A person is dead now because of the negligence of one of my coworkers. Sure, the patient may have died anyways, but my coworker assured that the patient would die.

And that lady still has a job.

And she won’t be fired.

Because she shows up to work on time.

I can’t respect management that allows that to happen.

I won’t respect management.

They are unconscionable.

Detective Doggy

An “83 year old female with back pain and can’t move.” Great. This sounds serous. At least the dispatcher didn’t say “new onset of immobility.”

That’s the catchphrase lately.

We arrive at the residence, a two-story attached townhouse in a nice area.
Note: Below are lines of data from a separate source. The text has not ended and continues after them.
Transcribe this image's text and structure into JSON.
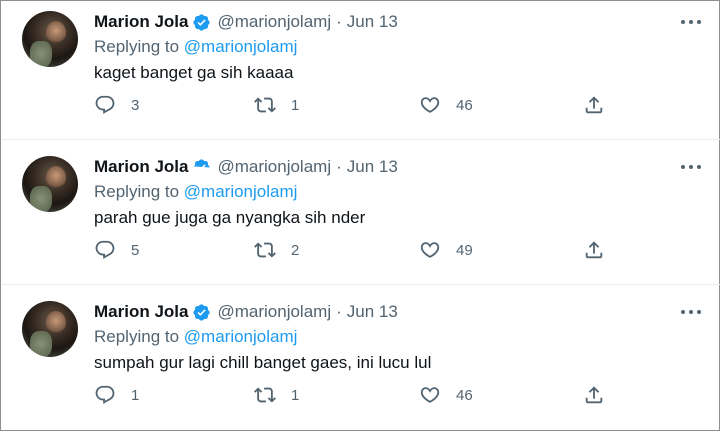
{
  "tweets": [
    {
      "name": "Marion Jola",
      "handle": "@marionjolamj",
      "separator": "·",
      "date": "Jun 13",
      "replying_prefix": "Replying to ",
      "replying_to": "@marionjolamj",
      "text": "kaget banget ga sih kaaaa",
      "replies": "3",
      "retweets": "1",
      "likes": "46"
    },
    {
      "name": "Marion Jola",
      "handle": "@marionjolamj",
      "separator": "·",
      "date": "Jun 13",
      "replying_prefix": "Replying to ",
      "replying_to": "@marionjolamj",
      "text": "parah gue juga ga nyangka sih nder",
      "replies": "5",
      "retweets": "2",
      "likes": "49"
    },
    {
      "name": "Marion Jola",
      "handle": "@marionjolamj",
      "separator": "·",
      "date": "Jun 13",
      "replying_prefix": "Replying to ",
      "replying_to": "@marionjolamj",
      "text": "sumpah gur lagi chill banget gaes, ini lucu lul",
      "replies": "1",
      "retweets": "1",
      "likes": "46"
    }
  ],
  "colors": {
    "accent": "#1d9bf0",
    "secondary_text": "#536471",
    "primary_text": "#0f1419",
    "divider": "#e6ecf0"
  },
  "icons": {
    "verified": "verified-badge-icon",
    "more": "more-options-icon",
    "reply": "reply-icon",
    "retweet": "retweet-icon",
    "like": "heart-icon",
    "share": "share-icon"
  }
}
The door is locked. The fire department meets us at the door, and refuses to allow me to kick in the door.

Something about a “hidden key.”

“But she could be dying in there!”

One day, they are going to let me kick in a door, I can just feel it.

So we find this lady, who, sure enough, is 83 years old. And, what do you know, she says her back hurts. And, if you can believe it, she says she can’t move. Dispatch is 3-for-3 on this one. She is laying in bed, with her dog standing next to her. I notice the dog has stairs to get up and down the bed.

I learn the dog is a Bichon Frise’. His name is Hercule. He looks like a fluffy soccer ball. The patient/lady/owner/doggymommy says she is a big fan of Agatha Christie. She thinks I won’t get the reference.

I do, but just don’t care.

“Ma’am, we are going to put our stretcher next to your bed, then we will lift you and move you.”

“Okay. Is someone going to take my dog?”

“We will put him in your bathroom while we move you over, then we can let him out once we get you in the ambulance.”

“No, he needs to go with me.”

“Ma’am, he can’t go with you.”

“But he has separation anxiety.”

I cannot believe that I am actually hearing this shit. My eyes roll so far in the back of my head, I can see my senior prom. Slimm is dumbfounded. The fire guys are scratching their heads.

“He has separation anxiety?”

“Yes. It’s very bad.” She looks at Mr. Poirot, and kind of whispers to us “He probably needs…medication.

“Ma’am, we can’t take the dog.”

“But you have to.”

“Is he a service dog?”

“A what?”

“A service dog. Is he trained to help you with some sort of disability?”

“No, he’s like my son.”

“He’s not coming to the hospital with us.”

“Then I’m not going either.”

Sigh. “But you said you can’t move.”

“I’ll call my daughter, and she will come take Hercule, and then I will call 911 again.”

Sigh. “Sign here.”